━━━━━ INFORMATION GIVEN
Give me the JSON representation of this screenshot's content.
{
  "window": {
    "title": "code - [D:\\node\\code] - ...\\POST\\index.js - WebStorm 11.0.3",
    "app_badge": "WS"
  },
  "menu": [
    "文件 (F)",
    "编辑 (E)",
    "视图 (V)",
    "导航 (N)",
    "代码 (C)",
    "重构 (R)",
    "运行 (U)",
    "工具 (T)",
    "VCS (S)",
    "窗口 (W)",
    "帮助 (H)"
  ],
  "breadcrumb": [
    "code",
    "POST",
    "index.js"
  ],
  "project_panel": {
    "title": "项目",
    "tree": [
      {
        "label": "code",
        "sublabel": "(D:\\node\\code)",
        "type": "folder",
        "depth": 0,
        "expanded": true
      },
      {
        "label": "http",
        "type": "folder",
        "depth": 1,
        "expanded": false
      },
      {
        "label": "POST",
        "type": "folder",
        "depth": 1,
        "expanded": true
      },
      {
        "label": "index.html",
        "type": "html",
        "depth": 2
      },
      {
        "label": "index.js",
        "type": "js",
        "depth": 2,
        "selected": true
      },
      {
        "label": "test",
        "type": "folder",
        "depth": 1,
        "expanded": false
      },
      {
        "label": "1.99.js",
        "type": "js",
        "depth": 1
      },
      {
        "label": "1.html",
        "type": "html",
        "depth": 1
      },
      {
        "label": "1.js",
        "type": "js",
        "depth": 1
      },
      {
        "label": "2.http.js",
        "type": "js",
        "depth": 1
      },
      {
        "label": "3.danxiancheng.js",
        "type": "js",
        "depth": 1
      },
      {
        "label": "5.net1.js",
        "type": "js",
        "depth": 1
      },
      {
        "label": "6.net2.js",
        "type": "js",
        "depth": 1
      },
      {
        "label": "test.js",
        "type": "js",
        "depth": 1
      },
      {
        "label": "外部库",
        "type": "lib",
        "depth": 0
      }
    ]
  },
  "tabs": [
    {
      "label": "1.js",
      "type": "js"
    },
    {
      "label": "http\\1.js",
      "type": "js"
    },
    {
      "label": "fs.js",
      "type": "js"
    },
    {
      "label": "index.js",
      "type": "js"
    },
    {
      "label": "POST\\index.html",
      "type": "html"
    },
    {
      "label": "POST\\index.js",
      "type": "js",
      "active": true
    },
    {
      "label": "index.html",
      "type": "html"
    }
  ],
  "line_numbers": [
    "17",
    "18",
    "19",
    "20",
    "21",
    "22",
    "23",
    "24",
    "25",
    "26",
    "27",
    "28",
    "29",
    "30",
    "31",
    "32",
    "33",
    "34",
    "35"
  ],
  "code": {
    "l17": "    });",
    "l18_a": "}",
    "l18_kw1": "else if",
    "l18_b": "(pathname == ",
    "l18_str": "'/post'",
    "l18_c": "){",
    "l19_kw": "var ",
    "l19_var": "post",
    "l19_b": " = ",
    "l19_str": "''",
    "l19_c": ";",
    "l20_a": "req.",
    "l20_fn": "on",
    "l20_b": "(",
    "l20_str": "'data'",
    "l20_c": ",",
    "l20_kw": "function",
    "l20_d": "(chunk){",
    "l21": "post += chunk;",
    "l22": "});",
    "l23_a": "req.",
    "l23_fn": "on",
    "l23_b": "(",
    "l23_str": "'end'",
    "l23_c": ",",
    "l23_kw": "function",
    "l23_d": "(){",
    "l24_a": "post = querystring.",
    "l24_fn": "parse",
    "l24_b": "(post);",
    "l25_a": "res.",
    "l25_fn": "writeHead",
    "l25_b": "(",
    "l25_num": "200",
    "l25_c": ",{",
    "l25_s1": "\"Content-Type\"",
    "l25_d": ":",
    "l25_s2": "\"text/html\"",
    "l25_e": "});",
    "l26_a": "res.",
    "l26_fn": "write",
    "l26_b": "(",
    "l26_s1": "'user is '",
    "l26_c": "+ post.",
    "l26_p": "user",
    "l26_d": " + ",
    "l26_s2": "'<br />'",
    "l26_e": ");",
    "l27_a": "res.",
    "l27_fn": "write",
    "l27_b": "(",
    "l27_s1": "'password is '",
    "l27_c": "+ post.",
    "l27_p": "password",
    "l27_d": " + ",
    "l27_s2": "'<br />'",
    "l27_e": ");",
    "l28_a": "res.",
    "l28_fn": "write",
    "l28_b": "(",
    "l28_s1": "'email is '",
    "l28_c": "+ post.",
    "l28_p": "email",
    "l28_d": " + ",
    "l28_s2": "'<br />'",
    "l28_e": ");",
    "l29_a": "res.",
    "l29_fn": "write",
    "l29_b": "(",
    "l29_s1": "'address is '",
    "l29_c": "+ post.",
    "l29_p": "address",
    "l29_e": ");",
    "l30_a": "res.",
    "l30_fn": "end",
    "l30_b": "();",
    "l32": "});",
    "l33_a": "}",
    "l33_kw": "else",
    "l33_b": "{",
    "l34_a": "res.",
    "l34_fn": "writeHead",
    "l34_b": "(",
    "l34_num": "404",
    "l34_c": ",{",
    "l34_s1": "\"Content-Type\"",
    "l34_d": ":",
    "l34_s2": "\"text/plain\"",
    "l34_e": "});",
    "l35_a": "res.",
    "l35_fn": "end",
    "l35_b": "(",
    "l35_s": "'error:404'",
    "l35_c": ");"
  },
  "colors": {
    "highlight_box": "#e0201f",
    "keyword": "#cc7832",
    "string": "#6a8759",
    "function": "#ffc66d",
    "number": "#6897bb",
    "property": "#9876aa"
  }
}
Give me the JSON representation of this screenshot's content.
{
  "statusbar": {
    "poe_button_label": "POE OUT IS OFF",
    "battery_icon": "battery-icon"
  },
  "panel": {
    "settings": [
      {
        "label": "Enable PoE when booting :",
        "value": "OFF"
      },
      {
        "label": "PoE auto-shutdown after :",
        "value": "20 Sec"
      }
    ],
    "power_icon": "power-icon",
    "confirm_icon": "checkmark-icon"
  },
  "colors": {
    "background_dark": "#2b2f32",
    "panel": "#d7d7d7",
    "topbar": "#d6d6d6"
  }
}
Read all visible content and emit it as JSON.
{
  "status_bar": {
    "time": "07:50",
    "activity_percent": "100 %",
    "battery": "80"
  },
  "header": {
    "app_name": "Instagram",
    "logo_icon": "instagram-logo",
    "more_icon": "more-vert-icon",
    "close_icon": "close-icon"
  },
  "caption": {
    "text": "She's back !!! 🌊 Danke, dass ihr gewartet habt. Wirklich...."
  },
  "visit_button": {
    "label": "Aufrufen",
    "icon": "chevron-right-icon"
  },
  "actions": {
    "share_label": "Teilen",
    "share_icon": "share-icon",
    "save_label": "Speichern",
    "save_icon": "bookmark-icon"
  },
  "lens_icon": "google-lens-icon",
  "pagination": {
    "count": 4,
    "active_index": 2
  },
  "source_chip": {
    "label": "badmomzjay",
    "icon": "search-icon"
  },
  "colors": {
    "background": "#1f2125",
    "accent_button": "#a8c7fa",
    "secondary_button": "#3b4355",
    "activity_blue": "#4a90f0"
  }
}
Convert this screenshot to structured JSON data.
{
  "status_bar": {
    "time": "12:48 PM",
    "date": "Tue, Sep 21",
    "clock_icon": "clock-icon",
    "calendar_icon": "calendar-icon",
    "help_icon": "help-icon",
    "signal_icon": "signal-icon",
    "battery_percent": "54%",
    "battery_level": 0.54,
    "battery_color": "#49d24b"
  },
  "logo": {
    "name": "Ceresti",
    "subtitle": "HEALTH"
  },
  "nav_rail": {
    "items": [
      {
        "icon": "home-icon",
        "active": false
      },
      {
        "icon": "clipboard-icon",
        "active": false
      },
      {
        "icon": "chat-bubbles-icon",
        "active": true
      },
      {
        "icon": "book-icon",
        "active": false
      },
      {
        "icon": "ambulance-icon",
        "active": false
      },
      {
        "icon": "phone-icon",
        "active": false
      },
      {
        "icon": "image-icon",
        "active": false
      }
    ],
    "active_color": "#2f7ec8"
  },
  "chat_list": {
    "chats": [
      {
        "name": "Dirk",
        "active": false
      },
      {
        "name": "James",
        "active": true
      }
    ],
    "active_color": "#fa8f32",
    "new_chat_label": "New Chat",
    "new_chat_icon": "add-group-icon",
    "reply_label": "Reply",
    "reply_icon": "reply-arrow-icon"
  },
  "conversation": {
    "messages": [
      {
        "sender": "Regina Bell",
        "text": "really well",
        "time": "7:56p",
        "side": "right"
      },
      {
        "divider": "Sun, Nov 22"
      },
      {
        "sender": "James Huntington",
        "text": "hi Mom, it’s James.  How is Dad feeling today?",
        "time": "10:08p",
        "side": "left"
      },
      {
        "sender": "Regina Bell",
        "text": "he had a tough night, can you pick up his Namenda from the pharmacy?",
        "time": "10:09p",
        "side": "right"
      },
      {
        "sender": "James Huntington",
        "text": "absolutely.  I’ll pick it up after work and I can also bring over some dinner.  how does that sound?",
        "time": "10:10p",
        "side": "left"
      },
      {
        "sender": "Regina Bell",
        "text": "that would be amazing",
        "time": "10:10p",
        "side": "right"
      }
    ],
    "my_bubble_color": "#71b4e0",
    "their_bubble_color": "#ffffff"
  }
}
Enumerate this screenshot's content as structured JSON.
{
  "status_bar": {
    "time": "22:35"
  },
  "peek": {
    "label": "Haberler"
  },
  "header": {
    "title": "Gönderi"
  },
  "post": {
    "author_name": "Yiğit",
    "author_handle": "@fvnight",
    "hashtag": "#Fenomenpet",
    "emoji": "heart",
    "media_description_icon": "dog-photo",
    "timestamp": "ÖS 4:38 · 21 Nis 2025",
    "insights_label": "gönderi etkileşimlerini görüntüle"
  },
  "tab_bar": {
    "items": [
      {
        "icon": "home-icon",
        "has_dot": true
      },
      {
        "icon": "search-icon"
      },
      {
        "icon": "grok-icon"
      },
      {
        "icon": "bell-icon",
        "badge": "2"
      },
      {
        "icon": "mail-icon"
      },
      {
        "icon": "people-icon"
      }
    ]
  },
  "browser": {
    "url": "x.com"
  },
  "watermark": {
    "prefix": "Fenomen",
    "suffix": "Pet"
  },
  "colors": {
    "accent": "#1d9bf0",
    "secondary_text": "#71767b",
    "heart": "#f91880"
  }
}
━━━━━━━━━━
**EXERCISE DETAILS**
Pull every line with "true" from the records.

**TASK OUTPUT**
        "expanded": true
        "expanded": true
        "selected": true
      "active": true
        "active": true
        "active": true
        "has_dot": true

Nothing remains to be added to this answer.